Robert Hines Designs for the Office Evolution

Robert Hines thinks outside the cubicle to help Gartner employees feel safe and comfortable as they gear up to return to the office

In March 2020, with no definitive timeline in place, Robert Hines rapidly began preparing Gartner’s offices in Texas and Florida to operate remotely. “We didn’t know how long COVID would last. Two weeks? Months?” says Hines, director of real estate and workforce planning. “The buildings still had to function; you can’t just turn off the electricity, water, and air and make everything go dark.”

Now, Gartner is fully operational as a remote organization, and Hines is preparing for the opposite: the company recently announced that its offices will reopen in September 2021, providing employees with enough time to restart necessary support systems, like daycare. The timeframe will also give Hines an opportunity to prepare the physical offices for a post-COVID-19 world.

Hines arrived at Gartner in early 2019, roughly one year before pandemic lockdown began. And when he did, the team shifted into action mode, shutting down the buildings’ facilities for an indeterminant amount of time and preparing the company’s associates to work from home by setting them up with monitors and company phones, when needed.

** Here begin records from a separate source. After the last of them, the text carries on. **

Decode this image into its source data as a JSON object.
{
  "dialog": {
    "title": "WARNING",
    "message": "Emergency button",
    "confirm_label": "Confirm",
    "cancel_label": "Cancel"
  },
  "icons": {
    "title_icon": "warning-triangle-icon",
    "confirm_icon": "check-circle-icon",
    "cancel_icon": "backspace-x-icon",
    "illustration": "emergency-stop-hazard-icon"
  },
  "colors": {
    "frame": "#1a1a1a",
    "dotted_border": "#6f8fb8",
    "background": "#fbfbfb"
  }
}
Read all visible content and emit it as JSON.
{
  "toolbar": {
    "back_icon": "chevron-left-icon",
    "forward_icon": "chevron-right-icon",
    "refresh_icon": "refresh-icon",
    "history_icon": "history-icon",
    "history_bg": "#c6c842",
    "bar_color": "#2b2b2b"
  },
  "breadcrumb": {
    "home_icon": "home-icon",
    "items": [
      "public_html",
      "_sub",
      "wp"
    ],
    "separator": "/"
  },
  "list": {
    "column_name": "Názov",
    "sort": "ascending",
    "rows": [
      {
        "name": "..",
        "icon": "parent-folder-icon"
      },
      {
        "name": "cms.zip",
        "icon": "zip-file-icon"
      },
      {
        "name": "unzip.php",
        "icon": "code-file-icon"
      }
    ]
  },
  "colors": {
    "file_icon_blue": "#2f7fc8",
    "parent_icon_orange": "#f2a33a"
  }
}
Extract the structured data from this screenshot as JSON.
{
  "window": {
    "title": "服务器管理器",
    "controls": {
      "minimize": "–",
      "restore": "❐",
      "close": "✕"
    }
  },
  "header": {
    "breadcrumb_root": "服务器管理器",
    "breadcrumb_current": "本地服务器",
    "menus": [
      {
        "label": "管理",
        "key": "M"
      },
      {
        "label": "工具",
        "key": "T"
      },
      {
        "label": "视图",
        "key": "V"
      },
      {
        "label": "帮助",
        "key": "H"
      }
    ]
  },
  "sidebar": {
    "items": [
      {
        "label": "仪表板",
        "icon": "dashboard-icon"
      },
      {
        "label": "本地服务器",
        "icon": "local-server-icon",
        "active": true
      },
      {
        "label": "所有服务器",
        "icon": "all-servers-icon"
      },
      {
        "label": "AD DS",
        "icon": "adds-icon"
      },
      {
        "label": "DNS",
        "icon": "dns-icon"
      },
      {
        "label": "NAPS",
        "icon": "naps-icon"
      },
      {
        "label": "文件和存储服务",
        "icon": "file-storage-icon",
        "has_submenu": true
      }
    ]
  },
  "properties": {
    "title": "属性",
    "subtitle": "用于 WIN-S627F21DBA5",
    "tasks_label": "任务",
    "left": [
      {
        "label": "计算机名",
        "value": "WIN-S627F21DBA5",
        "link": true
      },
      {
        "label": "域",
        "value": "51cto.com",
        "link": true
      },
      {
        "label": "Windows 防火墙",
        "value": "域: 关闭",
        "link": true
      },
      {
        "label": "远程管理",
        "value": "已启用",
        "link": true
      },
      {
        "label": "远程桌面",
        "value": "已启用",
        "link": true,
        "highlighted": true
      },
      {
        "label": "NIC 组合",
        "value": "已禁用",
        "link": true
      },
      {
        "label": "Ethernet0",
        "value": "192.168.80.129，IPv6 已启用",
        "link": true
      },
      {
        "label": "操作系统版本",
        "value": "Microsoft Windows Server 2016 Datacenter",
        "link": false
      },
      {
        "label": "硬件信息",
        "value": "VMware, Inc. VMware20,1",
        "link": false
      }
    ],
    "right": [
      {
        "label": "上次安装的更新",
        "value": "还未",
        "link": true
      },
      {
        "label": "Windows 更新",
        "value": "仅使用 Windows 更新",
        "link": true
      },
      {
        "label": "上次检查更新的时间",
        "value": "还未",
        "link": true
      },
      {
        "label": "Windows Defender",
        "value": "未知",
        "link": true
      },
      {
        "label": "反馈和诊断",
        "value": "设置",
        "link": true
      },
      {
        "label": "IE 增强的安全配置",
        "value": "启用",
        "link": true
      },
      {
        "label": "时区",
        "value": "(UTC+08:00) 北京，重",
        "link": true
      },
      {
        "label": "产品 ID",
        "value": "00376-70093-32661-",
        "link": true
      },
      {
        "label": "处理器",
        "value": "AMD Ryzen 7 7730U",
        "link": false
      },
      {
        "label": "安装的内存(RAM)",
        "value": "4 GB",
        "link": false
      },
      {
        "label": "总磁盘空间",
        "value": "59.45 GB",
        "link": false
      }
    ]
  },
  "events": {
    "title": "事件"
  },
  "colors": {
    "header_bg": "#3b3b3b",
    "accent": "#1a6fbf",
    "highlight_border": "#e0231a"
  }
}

The training area’s desks and chairs all move so that space can be opened and configured the best way for a meeting. There is a garage door that goes down to make a boardroom style space as needed. All the media can by synchronized to work together allowing for theater or large gatherings. Photo by Seamus Payne

“The good thing is that we were set up to work from home—our associates were already issued laptops and had access to their computer and their files,” Hines says. “So, it was really getting them comfortable working from home versus how we get them home.”

Though the Gartner workforce is largely remote at this point, Hines hasn’t noticed too many differences in how he operates on a day-to-day basis. Many of his associates were in other locations even prior to the pandemic, so he was used to video calls and virtual meetings. What has changed, Hines says, is the frequency of those meetings.

“Before, it was more organic to say, ‘Can I bounce this off you?’ That’s a lot harder to do now because you don’t know if the person is in the office or if they’re available now,” he says. “But this time last year, a 15-minute or half-hour meeting might have been an hour. People have gotten a bit more efficient with how they communicate what needs to be done.”

Additionally, Hines notes that many of the tasks that might have, by default, fallen on the real estate department prior to COVID-19—things like reserving a space for an event or help with office setup—have fallen back on individual team managers, which he suspects might become an unexpected benefit.

“One of the challenges [in hiring new people] has always been getting them acclimated to not only Gartner and the brand but the culture,” he says. “Now, it’s about getting to know fellow team members and their styles without that office environment. Individual team leaders now have to rise to the occasion and be the ones who get the answers or direct them to the right person.”

Hines expects Gartner employees to carry their team-centric focus back to the office, and he is prepping the space to be more accommodating to that mindset. He’s emphasizing community-type spaces within the office, using comfortable, casual seating like beanbags and couches, and he believes other offices will be following suit.

“If I’m going to meet with you, we can just go sit on the couches,” Hines says. “I think one of the reasons people like working from home is that they can work whenever they want, however they want, as long as they’re getting the work done. So, if somebody can sit down on a couch, open their laptop, and start clicking through their work, it will represent the evolution within the office. It started before [the pandemic], but I think it’s going to accelerate.”

All of the collaboration spaces have charging locations built into the furniture and are designed for associates to be comfortable and creative while being away from their desks. Photo by Seamus Payne

In the more traditional parts of the office, every other desk in a row will be blocked off to allow more distance between employees. His team is also implementing a more flexible environment in which employees will no longer maintain an assigned desk but can reserve one online prior to arriving. That way, desks won’t sit unused when associates are traveling, and they can configure an in-office schedule when they’re in town.

The biggest challenge right now, Hines says, is to nurture a culture that makes employees feel comfortable returning to work regardless of how many safety measures are implemented. “We know associates want to come back and interact with their team members and have meetings, but we want to be sure that, one, they are safe, and two, that they feel safe doing that,” he says. “It’s going to take quite a while to get people to feel a level of comfort.”

The office environment might look totally different once the world moves past COVID-19, but Hines says that should not deter young professionals interested in a career in real estate.

“I would tell anybody that if this is something they’re interested in, then by all means, get into it and use this time of change to their advantage,” he says. “We’ve had to redefine what we do in offices and how we do it, which allows you to think differently—outside the box.”

Or, in this case, outside the cubicle.